The Super Tuesday contests in 14 states suddenly have had a stunning change in the past 72 hours. Former Vice President Joe Biden has gone from the brink of being out of the Democratic Presidential Candidate race to move to the head of the center-left of the Party after his big win in South Carolina
The Democratic race has shifted dramatically over the past three days as Biden capitalized on his commanding South Carolina victory to persuade anxious establishment allies to rally behind his campaign. Amy Klobuchar and Pete Buttigieg abruptly ended their campaigns and endorsed Biden. Another former competitor, former Texas Rep. Beto O’Rourke, publicly backed Biden while a new wave of mayors, lawmakers, and donors said they would support the former vice president.
While has been good for Biden but the fact remains Vermont Sen. Bernie Sanders remains the front runner in the Democratic field and is poised to have a great Super Tuesday. Sanders and his closest advisers pushed back against the shift of party establishment and donor class toward Biden.
Sanders was campaigning in Minnesota last night, he sought to beat back Biden’s momentum with a welcoming message to Klobuchar and Buttigieg supporters.
“To all of Amy and Pete’s millions of supporters, the door is open. Come on in,” Sanders said. “We all share the understanding that together we are going to beat Donald Trump.”
Despite this solid move for Biden today his goal is to end the day not trailing Sanders by more than 150 delegates. The key to keeping Sanders close means that in California, Colorado, Massachusetts, and Minnesota where Biden is expected to lose the key number to watch is 15%. If Biden can get at least 15% he becomes eligible for delegates and that means he can keep those losses from becoming too bad.
Meanwhile, Biden should do well in the south with possible wins in Virginia, North Carolina, Arkansas, Alabama, Tennessee, Oaklahoma and now a decent chance in Texas.
So today we have Biden, a 77-year-old lifelong politician who was relishing his newfound momentum in a campaign that has struggled at times to excite voters with a message emphasizing a pragmatic approach to governing and modest change. On the other stands Sanders, a 78-year-old democratic socialist who has scored four consecutive first- or second-place finishes relying on an energized coalition drawn to his promise to transform the nation’s political and economic systems.
Yet the primary isn’t just a two-man race.
Today is the debut on the ballot of former New York Mayor Mike Bloomberg, the billionaire who has flooded the Super Tuesday states with ads for the last three months, and that could create problems for Biden’s establishment appeal. The former New York mayor, who will appear on a 2020 ballot for the first time today, has invested an unprecedented amount in his presidential bid and wracked up many high-profile endorsements of his own.
He could hit that 15% mark in a number of states which could either hurt or help Biden or Sanders. That is something until sometime tomorrow we won’t know.

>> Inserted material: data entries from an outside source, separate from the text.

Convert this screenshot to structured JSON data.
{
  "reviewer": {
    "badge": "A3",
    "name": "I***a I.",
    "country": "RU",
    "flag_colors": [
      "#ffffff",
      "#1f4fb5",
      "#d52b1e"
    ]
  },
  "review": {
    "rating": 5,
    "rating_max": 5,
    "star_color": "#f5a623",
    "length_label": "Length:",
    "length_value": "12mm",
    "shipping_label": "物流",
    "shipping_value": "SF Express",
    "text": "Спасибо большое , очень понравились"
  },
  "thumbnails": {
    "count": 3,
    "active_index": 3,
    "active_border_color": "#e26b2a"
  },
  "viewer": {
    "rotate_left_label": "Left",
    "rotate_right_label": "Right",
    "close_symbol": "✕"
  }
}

Meanwhile, there is Massachusetts Sen. Elizabeth Warren, who has struggled for delegates and momentum over the last month, She may not win her home state tonight but even if she doesn’t she has vowed to stay in the race until the party’s national convention in July. Just like Bloomberg, there are a number of states where Warren has a good chance at reaching that 15% number so she will come away with some delegates.
Her plan is run up her personal delegate count in hopes of being a compromise candidate if the Democratic Party ends up in Milwaukee this summer and neither Biden nor Sanders has the 1991 delegates needed for the nomination then the party will choose her.
Over the next couple of days, we will know if Biden survives Super Tuesday or will Sanders get so many delegates that he locks up the nomination. All of this will make for an interesting next week or so.